Experts say a new law on expropriation is unfair to citizens of the Federation of Bosnia and Herzegovina (FBiH) and could open the government budget to big losses from lawsuits.
The law which the FBiH Parliament’s House of Representatives passed last month allows the owners of illegally built buildings along Corridor 5C and the highways of Tuzla-Brčko-Orašje and Tuzla-Žepče, to seek remuneration if their buildings are knocked down.
The remuneration is to be paid respective to the cost of construction. Other citizens of FBiH would not be able to claim that right. The remuneration is to go only for buildings put up illegally prior to Dec. 31, 2010. The owners of business facilities cannot count on it.
The law also said that this right will be granted to home owners who have reported the address along one of these routes as their official residence.

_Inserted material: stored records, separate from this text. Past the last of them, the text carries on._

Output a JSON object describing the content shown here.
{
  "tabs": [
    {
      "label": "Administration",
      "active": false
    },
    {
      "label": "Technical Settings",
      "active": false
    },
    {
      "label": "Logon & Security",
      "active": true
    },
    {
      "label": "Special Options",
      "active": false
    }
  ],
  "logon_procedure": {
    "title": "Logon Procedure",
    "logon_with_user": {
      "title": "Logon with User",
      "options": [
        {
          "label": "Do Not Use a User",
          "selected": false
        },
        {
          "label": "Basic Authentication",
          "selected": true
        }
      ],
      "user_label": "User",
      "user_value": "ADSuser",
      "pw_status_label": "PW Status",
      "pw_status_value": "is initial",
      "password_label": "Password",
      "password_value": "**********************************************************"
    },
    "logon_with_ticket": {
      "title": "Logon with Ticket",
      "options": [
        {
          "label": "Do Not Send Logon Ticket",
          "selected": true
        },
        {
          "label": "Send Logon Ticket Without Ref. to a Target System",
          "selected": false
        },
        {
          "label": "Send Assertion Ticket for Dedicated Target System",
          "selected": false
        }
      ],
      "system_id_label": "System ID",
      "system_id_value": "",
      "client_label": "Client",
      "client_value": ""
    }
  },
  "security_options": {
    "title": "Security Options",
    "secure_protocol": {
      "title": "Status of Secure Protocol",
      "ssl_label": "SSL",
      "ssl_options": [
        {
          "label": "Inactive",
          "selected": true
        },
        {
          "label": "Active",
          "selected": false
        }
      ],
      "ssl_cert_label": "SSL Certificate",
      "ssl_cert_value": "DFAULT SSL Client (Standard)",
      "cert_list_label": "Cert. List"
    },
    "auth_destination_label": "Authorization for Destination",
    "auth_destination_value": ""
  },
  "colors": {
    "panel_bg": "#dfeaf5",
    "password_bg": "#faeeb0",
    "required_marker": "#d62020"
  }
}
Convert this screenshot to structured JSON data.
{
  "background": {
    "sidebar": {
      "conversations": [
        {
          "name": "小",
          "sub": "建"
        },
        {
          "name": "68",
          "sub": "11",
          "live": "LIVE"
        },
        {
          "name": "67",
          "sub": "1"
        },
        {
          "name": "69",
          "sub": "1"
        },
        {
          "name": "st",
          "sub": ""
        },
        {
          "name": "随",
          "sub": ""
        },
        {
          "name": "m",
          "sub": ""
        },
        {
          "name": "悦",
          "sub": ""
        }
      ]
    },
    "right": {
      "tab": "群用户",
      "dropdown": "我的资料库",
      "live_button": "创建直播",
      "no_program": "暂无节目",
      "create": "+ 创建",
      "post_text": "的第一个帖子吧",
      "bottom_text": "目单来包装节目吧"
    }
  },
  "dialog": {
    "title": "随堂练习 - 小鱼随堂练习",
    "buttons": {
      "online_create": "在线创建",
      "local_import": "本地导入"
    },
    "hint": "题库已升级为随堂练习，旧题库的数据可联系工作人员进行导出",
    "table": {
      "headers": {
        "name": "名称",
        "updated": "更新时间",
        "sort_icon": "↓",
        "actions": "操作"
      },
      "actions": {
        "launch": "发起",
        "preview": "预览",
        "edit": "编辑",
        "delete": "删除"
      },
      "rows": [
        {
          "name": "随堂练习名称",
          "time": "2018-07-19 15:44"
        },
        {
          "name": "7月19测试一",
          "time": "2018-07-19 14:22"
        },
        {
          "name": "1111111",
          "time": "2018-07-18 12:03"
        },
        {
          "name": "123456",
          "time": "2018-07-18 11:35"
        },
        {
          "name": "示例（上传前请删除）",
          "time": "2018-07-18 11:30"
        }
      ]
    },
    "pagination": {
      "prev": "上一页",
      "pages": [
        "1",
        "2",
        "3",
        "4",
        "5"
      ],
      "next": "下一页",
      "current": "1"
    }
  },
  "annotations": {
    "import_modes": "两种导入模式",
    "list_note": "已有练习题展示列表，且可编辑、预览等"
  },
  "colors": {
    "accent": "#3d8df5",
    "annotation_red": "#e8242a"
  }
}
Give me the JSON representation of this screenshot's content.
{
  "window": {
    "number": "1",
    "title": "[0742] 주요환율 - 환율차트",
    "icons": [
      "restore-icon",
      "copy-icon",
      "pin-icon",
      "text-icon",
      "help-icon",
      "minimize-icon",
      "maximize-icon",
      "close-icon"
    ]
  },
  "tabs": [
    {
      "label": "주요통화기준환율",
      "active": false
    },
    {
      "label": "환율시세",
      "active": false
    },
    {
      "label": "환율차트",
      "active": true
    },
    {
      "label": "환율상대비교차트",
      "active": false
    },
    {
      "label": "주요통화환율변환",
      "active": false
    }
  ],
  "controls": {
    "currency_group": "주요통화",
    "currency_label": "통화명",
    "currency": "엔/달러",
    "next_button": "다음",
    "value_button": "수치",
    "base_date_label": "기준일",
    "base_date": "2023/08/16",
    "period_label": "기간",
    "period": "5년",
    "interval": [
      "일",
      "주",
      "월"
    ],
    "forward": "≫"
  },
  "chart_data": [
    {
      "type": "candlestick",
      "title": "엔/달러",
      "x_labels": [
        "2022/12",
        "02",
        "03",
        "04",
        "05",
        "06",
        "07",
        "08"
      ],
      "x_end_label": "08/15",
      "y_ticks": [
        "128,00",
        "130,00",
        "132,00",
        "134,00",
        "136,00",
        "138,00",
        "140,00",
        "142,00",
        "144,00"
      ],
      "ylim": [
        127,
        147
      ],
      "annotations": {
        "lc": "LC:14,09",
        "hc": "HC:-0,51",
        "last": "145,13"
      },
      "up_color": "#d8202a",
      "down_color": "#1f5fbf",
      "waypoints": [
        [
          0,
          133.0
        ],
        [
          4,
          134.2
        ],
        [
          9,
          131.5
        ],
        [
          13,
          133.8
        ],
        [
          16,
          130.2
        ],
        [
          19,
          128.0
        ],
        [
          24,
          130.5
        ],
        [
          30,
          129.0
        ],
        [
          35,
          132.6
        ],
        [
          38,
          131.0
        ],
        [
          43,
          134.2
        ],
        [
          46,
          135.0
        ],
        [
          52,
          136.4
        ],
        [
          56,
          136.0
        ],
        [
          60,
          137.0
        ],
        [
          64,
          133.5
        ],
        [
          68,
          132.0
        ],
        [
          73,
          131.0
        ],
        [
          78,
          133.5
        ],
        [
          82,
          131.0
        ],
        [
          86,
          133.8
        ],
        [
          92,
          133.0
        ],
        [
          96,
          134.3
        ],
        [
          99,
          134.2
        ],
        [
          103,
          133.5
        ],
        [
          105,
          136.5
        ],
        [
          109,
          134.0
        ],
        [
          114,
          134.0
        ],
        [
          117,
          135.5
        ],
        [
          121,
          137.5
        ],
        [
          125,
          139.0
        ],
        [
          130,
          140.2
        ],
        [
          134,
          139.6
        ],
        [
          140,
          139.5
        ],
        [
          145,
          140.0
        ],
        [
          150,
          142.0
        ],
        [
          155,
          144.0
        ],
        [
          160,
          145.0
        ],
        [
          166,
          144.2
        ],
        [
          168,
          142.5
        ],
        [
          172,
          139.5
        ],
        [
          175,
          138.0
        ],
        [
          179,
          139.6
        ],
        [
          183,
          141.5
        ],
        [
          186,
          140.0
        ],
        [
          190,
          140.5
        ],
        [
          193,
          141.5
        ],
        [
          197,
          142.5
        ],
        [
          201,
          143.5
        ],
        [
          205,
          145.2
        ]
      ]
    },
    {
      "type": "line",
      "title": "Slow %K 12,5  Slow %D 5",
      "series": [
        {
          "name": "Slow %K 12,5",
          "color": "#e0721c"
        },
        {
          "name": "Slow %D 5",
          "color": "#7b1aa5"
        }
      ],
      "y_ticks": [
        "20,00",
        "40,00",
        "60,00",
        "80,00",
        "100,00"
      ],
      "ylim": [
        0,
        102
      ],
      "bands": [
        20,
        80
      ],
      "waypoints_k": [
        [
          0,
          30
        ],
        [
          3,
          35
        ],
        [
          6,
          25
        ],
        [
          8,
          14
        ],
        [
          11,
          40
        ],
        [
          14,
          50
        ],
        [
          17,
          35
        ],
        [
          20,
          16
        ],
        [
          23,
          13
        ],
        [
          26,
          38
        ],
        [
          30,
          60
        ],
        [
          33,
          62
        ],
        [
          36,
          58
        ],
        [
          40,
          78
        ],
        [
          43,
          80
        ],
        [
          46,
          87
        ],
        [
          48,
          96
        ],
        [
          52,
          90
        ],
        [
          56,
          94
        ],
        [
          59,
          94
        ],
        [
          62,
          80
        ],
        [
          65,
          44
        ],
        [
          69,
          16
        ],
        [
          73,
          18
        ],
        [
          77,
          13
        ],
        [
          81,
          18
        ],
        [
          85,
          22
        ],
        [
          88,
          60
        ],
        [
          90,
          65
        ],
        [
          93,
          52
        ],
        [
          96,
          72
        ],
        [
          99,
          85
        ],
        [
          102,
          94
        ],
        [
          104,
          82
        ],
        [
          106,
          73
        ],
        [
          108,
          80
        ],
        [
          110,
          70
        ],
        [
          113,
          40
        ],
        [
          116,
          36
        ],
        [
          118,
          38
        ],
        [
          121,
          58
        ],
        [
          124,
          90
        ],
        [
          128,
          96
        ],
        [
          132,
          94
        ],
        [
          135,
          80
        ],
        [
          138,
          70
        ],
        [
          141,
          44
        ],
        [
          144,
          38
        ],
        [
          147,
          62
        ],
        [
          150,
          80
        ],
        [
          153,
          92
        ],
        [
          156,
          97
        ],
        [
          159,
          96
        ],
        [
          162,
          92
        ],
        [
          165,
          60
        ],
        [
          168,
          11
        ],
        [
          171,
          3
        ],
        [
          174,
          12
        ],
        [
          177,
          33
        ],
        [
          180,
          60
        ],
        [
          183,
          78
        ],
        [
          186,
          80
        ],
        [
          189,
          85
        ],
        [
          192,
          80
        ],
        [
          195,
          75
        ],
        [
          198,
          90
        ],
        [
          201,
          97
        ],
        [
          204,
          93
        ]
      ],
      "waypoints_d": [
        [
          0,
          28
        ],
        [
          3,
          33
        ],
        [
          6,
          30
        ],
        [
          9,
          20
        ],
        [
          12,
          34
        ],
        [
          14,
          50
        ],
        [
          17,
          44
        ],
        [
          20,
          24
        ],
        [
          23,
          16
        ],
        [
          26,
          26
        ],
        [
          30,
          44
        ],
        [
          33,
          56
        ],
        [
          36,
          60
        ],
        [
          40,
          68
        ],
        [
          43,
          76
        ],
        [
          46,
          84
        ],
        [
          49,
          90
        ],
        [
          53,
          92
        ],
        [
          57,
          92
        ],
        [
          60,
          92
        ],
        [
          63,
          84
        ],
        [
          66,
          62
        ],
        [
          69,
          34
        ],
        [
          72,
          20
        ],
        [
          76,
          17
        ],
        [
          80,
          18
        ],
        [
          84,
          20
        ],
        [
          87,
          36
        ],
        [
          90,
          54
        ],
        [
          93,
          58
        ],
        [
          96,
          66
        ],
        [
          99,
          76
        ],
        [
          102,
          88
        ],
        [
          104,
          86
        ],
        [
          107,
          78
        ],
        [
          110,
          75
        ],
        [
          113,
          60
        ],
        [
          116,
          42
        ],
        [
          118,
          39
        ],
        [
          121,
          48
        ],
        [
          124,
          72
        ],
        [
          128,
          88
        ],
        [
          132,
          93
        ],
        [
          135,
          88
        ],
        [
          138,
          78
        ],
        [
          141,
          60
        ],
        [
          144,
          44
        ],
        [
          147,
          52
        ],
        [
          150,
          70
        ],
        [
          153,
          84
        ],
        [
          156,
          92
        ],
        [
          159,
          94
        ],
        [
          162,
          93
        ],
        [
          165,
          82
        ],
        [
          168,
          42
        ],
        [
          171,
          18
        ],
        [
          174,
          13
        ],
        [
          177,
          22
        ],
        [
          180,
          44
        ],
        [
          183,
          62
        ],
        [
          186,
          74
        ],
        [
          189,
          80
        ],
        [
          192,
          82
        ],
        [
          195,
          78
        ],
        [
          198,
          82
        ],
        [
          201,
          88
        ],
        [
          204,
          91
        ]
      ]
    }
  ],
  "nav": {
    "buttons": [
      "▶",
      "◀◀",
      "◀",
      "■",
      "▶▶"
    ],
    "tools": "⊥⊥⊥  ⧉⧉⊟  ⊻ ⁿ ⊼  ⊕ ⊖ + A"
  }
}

The FBiH government’s rationale is that many refugees and displaced persons have built buildings along this line during and after the war. The government also reiterated how there was no efficient response from the authorities at the time which is why they made an exception and decided to remunerate those persons.
Goran Brkić, the deputy director of the Federal Administration for Geodetic and Real Property Affairs, who took part in developing the technical side of the law told the Center for Investigative Reporting in Sarajevo (CIN), that the government tried addressing this problem so that it could proceed with the highway construction.
However, he said that the resulting law has been criticized because owners of other illegally built buildings across the FBiH can complain that they have been discriminated against.
Director of the Public Corporation of FBiH Highways Ensad Karić, proposed payment in order to speed up construction. The corporation has taken out loans from the European Bank for Reconstruction and Development and for the European Investment Bank totaling € 255 million. Karić said that at the time of signing the loan contracts, the government pledged to pay remuneration to home owners whose houses were slated for demolition, even though no law allowed for the remuneration at the time.
“We lost four years because everyone said that it could not be done,” said Karić. He added that he was shocked when he realized that loan proceeds have gone unused since 2008. However, experts do not support this way of solving problems. Adil Lozo, a lawyer specializing in property law and a Member of FBiH Parliament, voted against the ideal.
He said every citizen who sued could win and the state budget would suffer if the law gets off the ground. Besim Mehmedić, a member of the Sarajevo Cantonal Assembly and the former FBiH Minister of Traffic and Communication, told CIN that the law was counter-productive because it helped one group of citizens, not the whole population.
The current Minister Enver Bijedić was not available for comment.
The law awaits signature by the FBiH Parliament speaker Denis Zvizdić and publication in the Official Gazette to be entered into force.